> [EXERCISE DIRECTIONS]: Copy the data that follows exactly, and include none of its images.

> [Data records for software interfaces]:
BEGIN

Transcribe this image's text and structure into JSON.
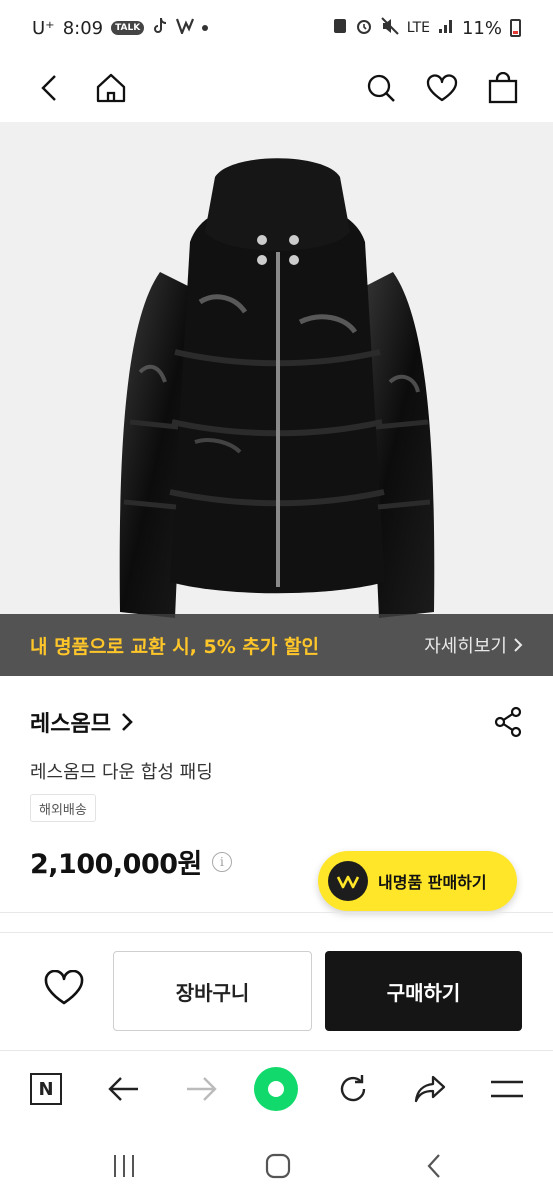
{
  "status_bar": {
    "carrier": "U⁺",
    "time": "8:09",
    "talk_badge": "TALK",
    "network": "LTE",
    "battery": "11%"
  },
  "promo": {
    "text": "내 명품으로 교환 시, 5% 추가 할인",
    "link": "자세히보기"
  },
  "product": {
    "brand": "레스옴므",
    "name": "레스옴므 다운 합성 패딩",
    "tag": "해외배송",
    "price": "2,100,000원"
  },
  "sell_fab": {
    "label": "내명품 판매하기"
  },
  "actions": {
    "cart": "장바구니",
    "buy": "구매하기"
  },
  "browser_bar": {
    "n_label": "N"
  },
  "colors": {
    "promo_text": "#ffc629",
    "fab": "#ffe628",
    "buy_button": "#151515",
    "browser_green": "#12d96b"
  }
}
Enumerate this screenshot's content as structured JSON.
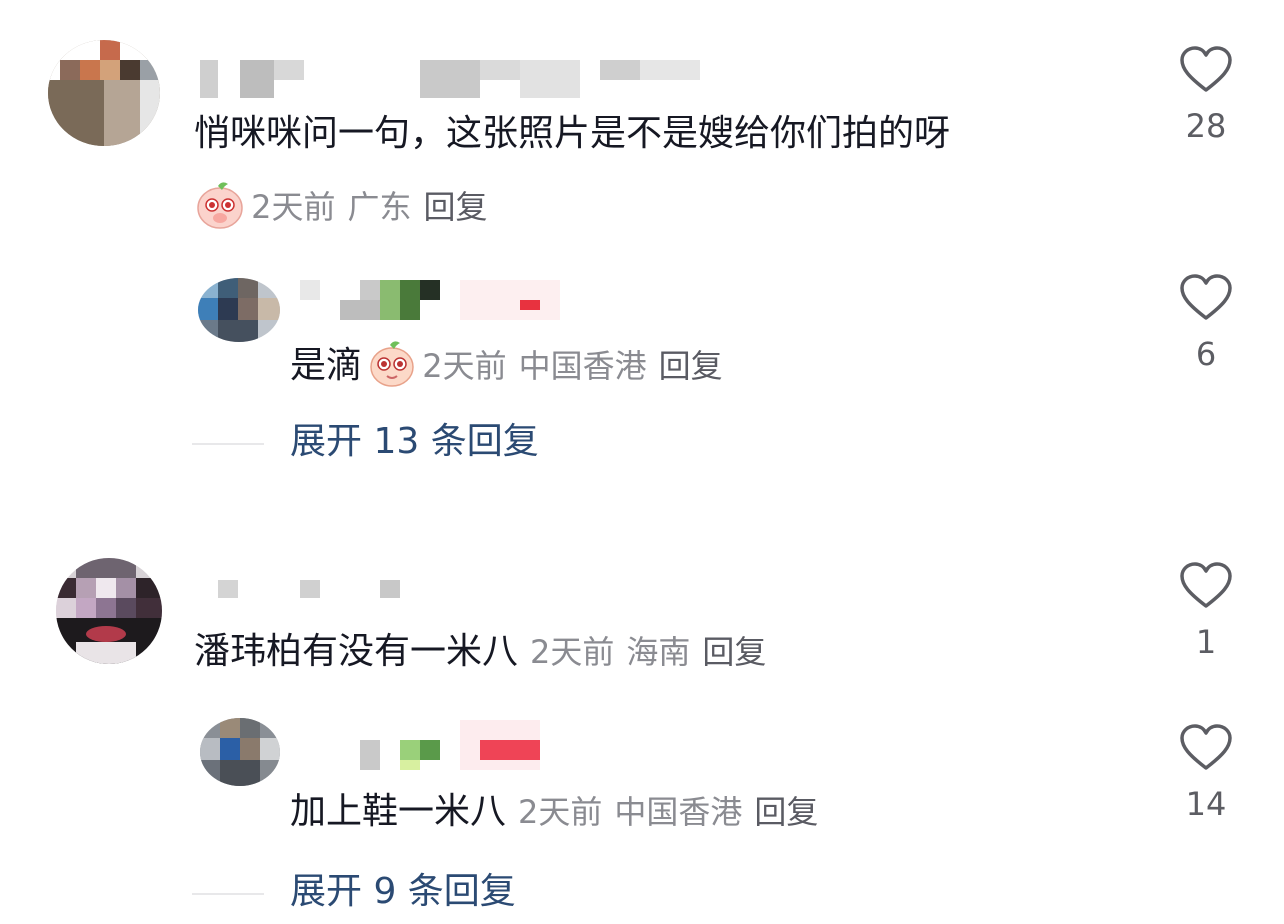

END

> [SOLUTION TO THIS EXERCISE]:
Transcribe this image's text and structure into JSON.
{
  "status_bar": {
    "carrier": "U⁺",
    "time": "8:09",
    "talk_badge": "TALK",
    "network": "LTE",
    "battery": "11%"
  },
  "promo": {
    "text": "내 명품으로 교환 시, 5% 추가 할인",
    "link": "자세히보기"
  },
  "product": {
    "brand": "레스옴므",
    "name": "레스옴므 다운 합성 패딩",
    "tag": "해외배송",
    "price": "2,100,000원"
  },
  "sell_fab": {
    "label": "내명품 판매하기"
  },
  "actions": {
    "cart": "장바구니",
    "buy": "구매하기"
  },
  "browser_bar": {
    "n_label": "N"
  },
  "colors": {
    "promo_text": "#ffc629",
    "fab": "#ffe628",
    "buy_button": "#151515",
    "browser_green": "#12d96b"
  }
}
Enumerate this screenshot's content as structured JSON.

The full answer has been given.